Director Robert Rodriquez is not a man that feels obliged to follow the rules set by others. Because of this he is willing to take chances in his work. He is best known for two genres on complete opposite sides of the film spectrum. On one hand he does family films like the Spy Kids flicks and more recently Lava Boy and Shark Girl. He also is responsible for some of the more violent films around like El Mariachi, Desparato and From Dusk Ďtill Dawn. He is also friends with fellow blood bath director Quentin Tarentino, who he got to direct a scene in Sin City. Tarentino has been known as a director that preferred film to the new digital camera work. Rodriquez gave his pal a chance behind the digital camera here and the scene that resulted is seamless in its integration. The novel thing about this film is most of the acting was digitally filmed in front of a green screen with the sets placed later by computer. While this was done in Sky Captain that work pales to the use this technique finds here. While the film is in black and white there are objects in color, emphasizing the visceral impact of the work. While many films are made from comic books, or more accurately, graphic novels, Rodriquez utilized the works of Frank Miller as the filmís storyboards, an almost frame by frame recreation of the powerful graphic novels. Rodriquez demanded that Miller be given co-directing credit and when The Directors' Guild of America refused to permit it Rodriquez went rouge and resigned from the organization.
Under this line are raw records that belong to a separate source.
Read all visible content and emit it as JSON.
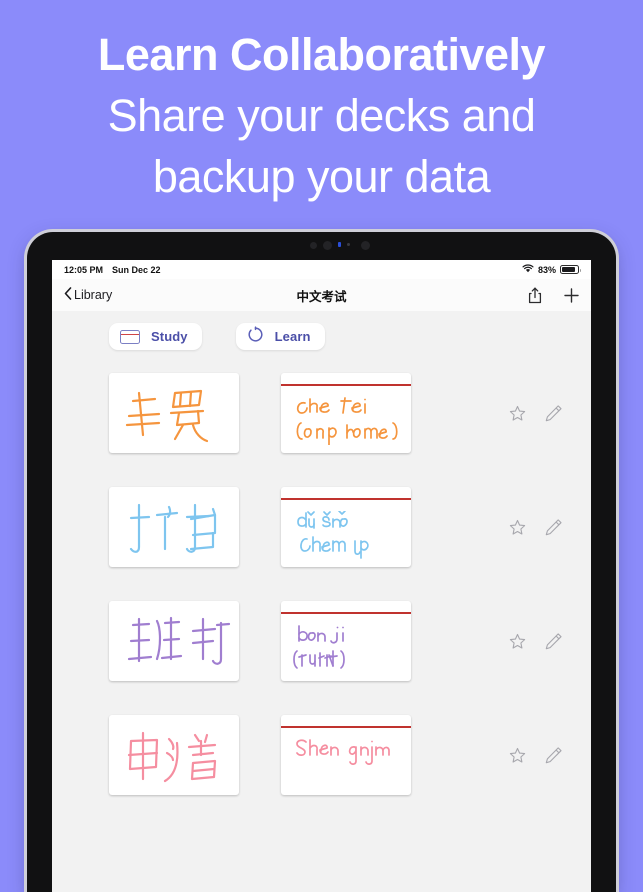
{
  "promo": {
    "line1": "Learn Collaboratively",
    "line2": "Share your decks and",
    "line3": "backup your data",
    "background_color": "#8b8bfa",
    "text_color": "#ffffff"
  },
  "statusbar": {
    "time": "12:05 PM",
    "date": "Sun Dec 22",
    "battery_percent": "83%",
    "wifi_icon": "wifi-icon",
    "battery_icon": "battery-icon"
  },
  "navbar": {
    "back_label": "Library",
    "back_icon": "chevron-left-icon",
    "title": "中文考试",
    "share_icon": "share-icon",
    "add_icon": "plus-icon"
  },
  "modes": [
    {
      "label": "Study",
      "icon": "flashcard-icon",
      "selected": true
    },
    {
      "label": "Learn",
      "icon": "circular-arrow-icon",
      "selected": false
    }
  ],
  "accents": {
    "mode_text": "#4b4fa8",
    "rule_line": "#c0322e",
    "screen_bg": "#f2f2f2",
    "card_bg": "#ffffff"
  },
  "row_actions": {
    "star_icon": "star-outline-icon",
    "edit_icon": "pencil-icon"
  },
  "cards": [
    {
      "front_text": "车费",
      "back_pinyin": "Che fei",
      "back_meaning": "(cab fare)",
      "ink_color": "#f5953e"
    },
    {
      "front_text": "打扫",
      "back_pinyin": "dǔ sǎo",
      "back_meaning": "clean up",
      "ink_color": "#7ec5ef"
    },
    {
      "front_text": "班机",
      "back_pinyin": "ban ji",
      "back_meaning": "(flight)",
      "ink_color": "#a07ed0"
    },
    {
      "front_text": "申请",
      "back_pinyin": "Shen qing",
      "back_meaning": "",
      "ink_color": "#f58ea0"
    }
  ]
}
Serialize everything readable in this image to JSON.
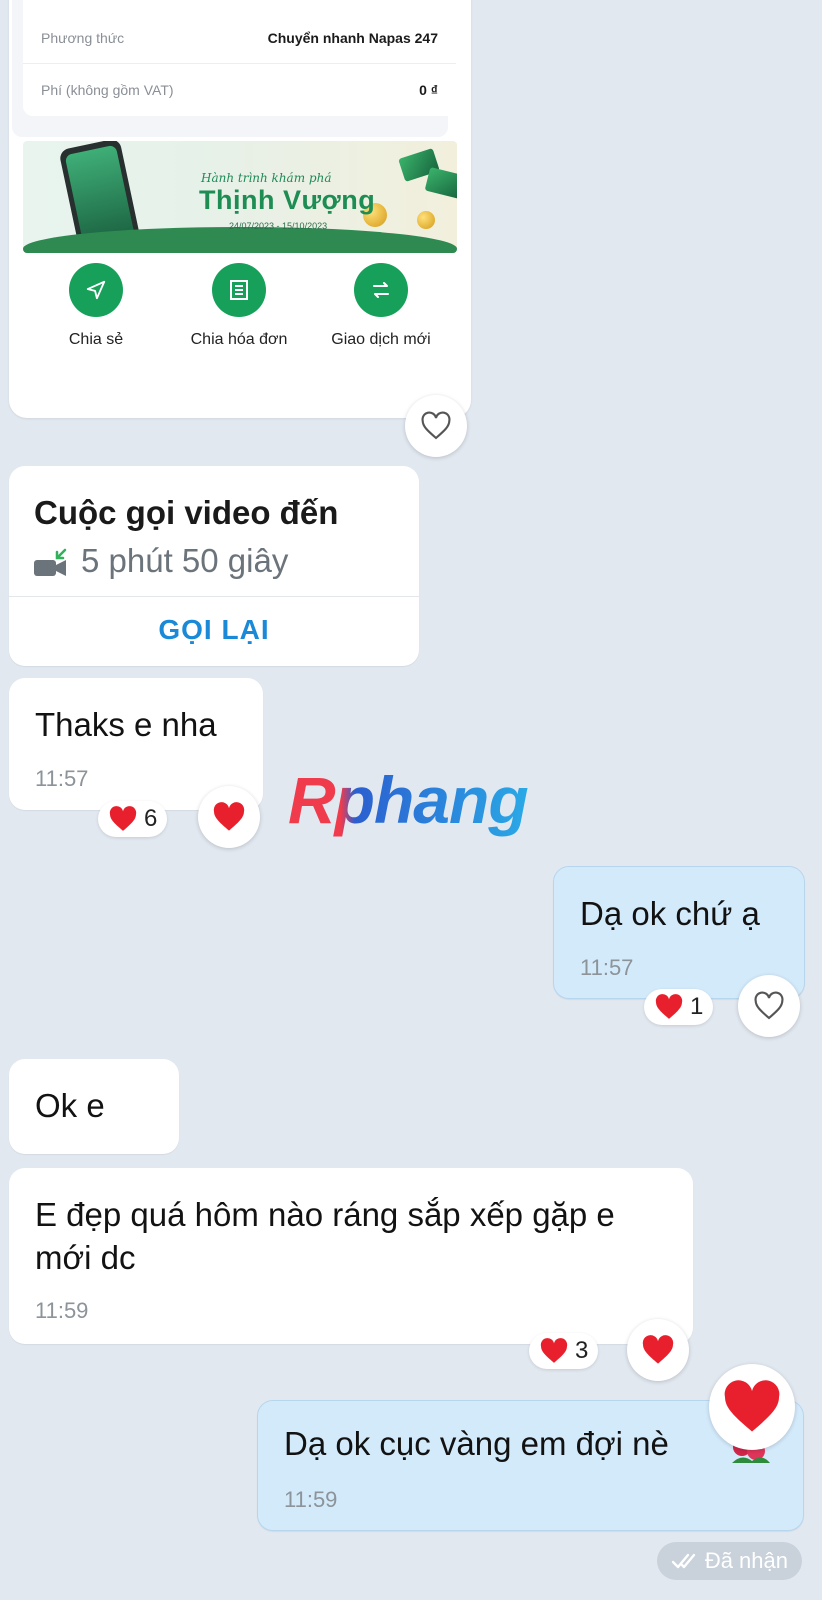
{
  "receipt": {
    "rows": [
      {
        "label": "Phương thức",
        "value": "Chuyển nhanh Napas 247"
      },
      {
        "label": "Phí (không gồm VAT)",
        "value": "0 ₫"
      }
    ],
    "banner": {
      "script_text": "Hành trình khám phá",
      "title": "Thịnh Vượng",
      "dates": "24/07/2023 - 15/10/2023"
    },
    "actions": [
      {
        "label": "Chia sẻ",
        "icon": "send-icon"
      },
      {
        "label": "Chia hóa đơn",
        "icon": "receipt-icon"
      },
      {
        "label": "Giao dịch mới",
        "icon": "swap-icon"
      }
    ]
  },
  "call": {
    "title": "Cuộc gọi video đến",
    "duration": "5 phút 50 giây",
    "call_back": "GỌI LẠI",
    "icon": "incoming-video-icon"
  },
  "messages": [
    {
      "text": "Thaks e nha",
      "time": "11:57",
      "reaction_count": "6"
    },
    {
      "text": "Dạ ok chứ ạ",
      "time": "11:57",
      "reaction_count": "1"
    },
    {
      "text": "Ok e"
    },
    {
      "text": "E đẹp quá hôm nào ráng sắp xếp gặp e mới dc",
      "time": "11:59",
      "reaction_count": "3"
    },
    {
      "text": "Dạ ok cục vàng em đợi nè",
      "time": "11:59"
    }
  ],
  "watermark": "Rphang",
  "status": {
    "received": "Đã nhận"
  },
  "colors": {
    "background": "#e2e8f0",
    "accent_green": "#17a05a",
    "link_blue": "#1a8ad8",
    "my_bubble": "#d3eafb",
    "heart_red": "#e8202d"
  }
}
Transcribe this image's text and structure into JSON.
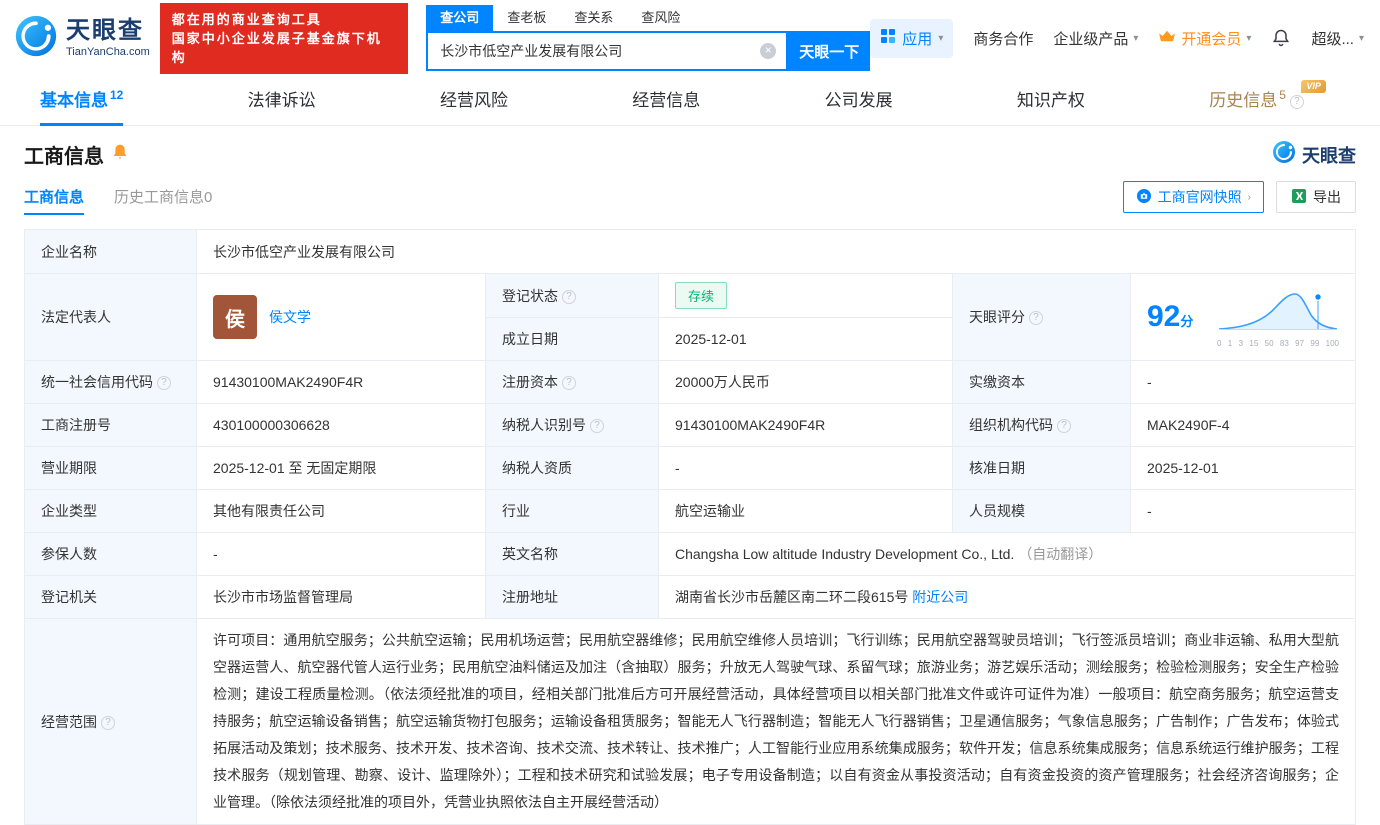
{
  "brand": {
    "name": "天眼查",
    "domain": "TianYanCha.com"
  },
  "promo": {
    "line1": "都在用的商业查询工具",
    "line2": "国家中小企业发展子基金旗下机构"
  },
  "search": {
    "tabs": [
      "查公司",
      "查老板",
      "查关系",
      "查风险"
    ],
    "value": "长沙市低空产业发展有限公司",
    "button": "天眼一下"
  },
  "top_nav": {
    "apps": "应用",
    "cooperation": "商务合作",
    "enterprise": "企业级产品",
    "vip": "开通会员",
    "more": "超级..."
  },
  "main_tabs": {
    "basic": {
      "label": "基本信息",
      "count": "12"
    },
    "legal": {
      "label": "法律诉讼"
    },
    "risk": {
      "label": "经营风险"
    },
    "operation": {
      "label": "经营信息"
    },
    "development": {
      "label": "公司发展"
    },
    "ip": {
      "label": "知识产权"
    },
    "history": {
      "label": "历史信息",
      "count": "5",
      "badge": "VIP"
    }
  },
  "section": {
    "title": "工商信息",
    "brand": "天眼查",
    "tab_current": "工商信息",
    "tab_history": "历史工商信息0",
    "snapshot_button": "工商官网快照",
    "export_button": "导出"
  },
  "info": {
    "company_name": {
      "label": "企业名称",
      "value": "长沙市低空产业发展有限公司"
    },
    "legal_rep": {
      "label": "法定代表人",
      "avatar": "侯",
      "value": "侯文学"
    },
    "reg_status": {
      "label": "登记状态",
      "value": "存续"
    },
    "establish_date": {
      "label": "成立日期",
      "value": "2025-12-01"
    },
    "score": {
      "label": "天眼评分",
      "value": "92",
      "unit": "分",
      "ticks": [
        "0",
        "1",
        "3",
        "15",
        "50",
        "83",
        "97",
        "99",
        "100"
      ]
    },
    "credit_code": {
      "label": "统一社会信用代码",
      "value": "91430100MAK2490F4R"
    },
    "reg_capital": {
      "label": "注册资本",
      "value": "20000万人民币"
    },
    "paid_capital": {
      "label": "实缴资本",
      "value": "-"
    },
    "reg_number": {
      "label": "工商注册号",
      "value": "430100000306628"
    },
    "taxpayer_id": {
      "label": "纳税人识别号",
      "value": "91430100MAK2490F4R"
    },
    "org_code": {
      "label": "组织机构代码",
      "value": "MAK2490F-4"
    },
    "business_term": {
      "label": "营业期限",
      "value": "2025-12-01 至 无固定期限"
    },
    "taxpayer_quality": {
      "label": "纳税人资质",
      "value": "-"
    },
    "approve_date": {
      "label": "核准日期",
      "value": "2025-12-01"
    },
    "company_type": {
      "label": "企业类型",
      "value": "其他有限责任公司"
    },
    "industry": {
      "label": "行业",
      "value": "航空运输业"
    },
    "staff_size": {
      "label": "人员规模",
      "value": "-"
    },
    "insured_count": {
      "label": "参保人数",
      "value": "-"
    },
    "english_name": {
      "label": "英文名称",
      "value": "Changsha Low altitude Industry Development Co., Ltd.",
      "note": "（自动翻译）"
    },
    "reg_authority": {
      "label": "登记机关",
      "value": "长沙市市场监督管理局"
    },
    "reg_address": {
      "label": "注册地址",
      "value": "湖南省长沙市岳麓区南二环二段615号",
      "link": "附近公司"
    },
    "business_scope": {
      "label": "经营范围",
      "value": "许可项目：通用航空服务；公共航空运输；民用机场运营；民用航空器维修；民用航空维修人员培训；飞行训练；民用航空器驾驶员培训；飞行签派员培训；商业非运输、私用大型航空器运营人、航空器代管人运行业务；民用航空油料储运及加注（含抽取）服务；升放无人驾驶气球、系留气球；旅游业务；游艺娱乐活动；测绘服务；检验检测服务；安全生产检验检测；建设工程质量检测。（依法须经批准的项目，经相关部门批准后方可开展经营活动，具体经营项目以相关部门批准文件或许可证件为准）一般项目：航空商务服务；航空运营支持服务；航空运输设备销售；航空运输货物打包服务；运输设备租赁服务；智能无人飞行器制造；智能无人飞行器销售；卫星通信服务；气象信息服务；广告制作；广告发布；体验式拓展活动及策划；技术服务、技术开发、技术咨询、技术交流、技术转让、技术推广；人工智能行业应用系统集成服务；软件开发；信息系统集成服务；信息系统运行维护服务；工程技术服务（规划管理、勘察、设计、监理除外）；工程和技术研究和试验发展；电子专用设备制造；以自有资金从事投资活动；自有资金投资的资产管理服务；社会经济咨询服务；企业管理。（除依法须经批准的项目外，凭营业执照依法自主开展经营活动）"
    }
  }
}
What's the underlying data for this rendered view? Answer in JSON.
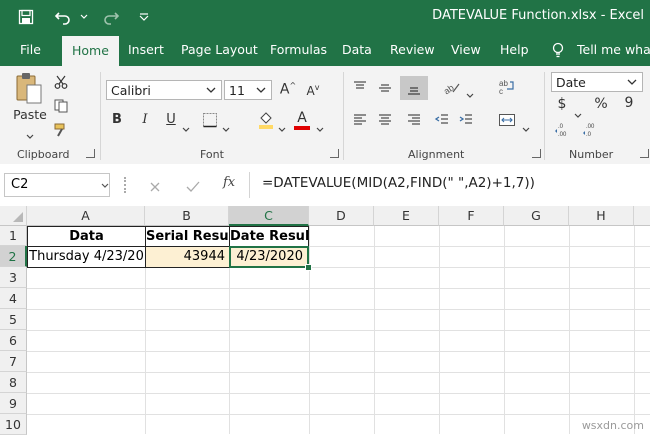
{
  "titlebar": {
    "title": "DATEVALUE Function.xlsx  -  Excel"
  },
  "tabs": [
    "File",
    "Home",
    "Insert",
    "Page Layout",
    "Formulas",
    "Data",
    "Review",
    "View",
    "Help"
  ],
  "tell_me": "Tell me what",
  "ribbon": {
    "clipboard": {
      "paste": "Paste",
      "label": "Clipboard"
    },
    "font": {
      "name": "Calibri",
      "size": "11",
      "grow": "A",
      "shrink": "A",
      "bold": "B",
      "italic": "I",
      "underline": "U",
      "font_color": "A",
      "label": "Font"
    },
    "alignment": {
      "label": "Alignment"
    },
    "number": {
      "format": "Date",
      "currency": "$",
      "percent": "%",
      "comma": "9",
      "label": "Number"
    }
  },
  "formula_bar": {
    "name_box": "C2",
    "fx": "fx",
    "formula": "=DATEVALUE(MID(A2,FIND(\" \",A2)+1,7))"
  },
  "sheet": {
    "columns": [
      "A",
      "B",
      "C",
      "D",
      "E",
      "F",
      "G",
      "H"
    ],
    "rows": [
      "1",
      "2",
      "3",
      "4",
      "5",
      "6",
      "7",
      "8",
      "9",
      "10"
    ],
    "a1": "Data",
    "b1": "Serial Result",
    "c1": "Date Result",
    "a2": "Thursday 4/23/20",
    "b2": "43944",
    "c2": "4/23/2020"
  },
  "watermark": "wsxdn.com",
  "colors": {
    "excel_green": "#217346",
    "highlight": "#fdf0d3"
  }
}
Buena Vista presents this film without the usual bells and whistles of most major releases. This film is unique enough that it can stand without the usual extras. It would have been great to have some commentary tracks but we may have to wait for a special edition for that treat. The video is in a crisp 1.85:1 anamorphic, as mentioned most is black and white with a splash of color, just as is found in the Miller graphic novels. The Dolby 5.1 audio has power beyond what most films have. The surround field pulls you into this dark world filled with the sounds of a city in ruin. You can almost feel each punch as if you where on the receiving end. This film is not for the squeamish, it is violence taken to an almost unheard of limit. Still, the presentation is what matters here. Most films that attempt to use style to this degree fail but here it makes the film.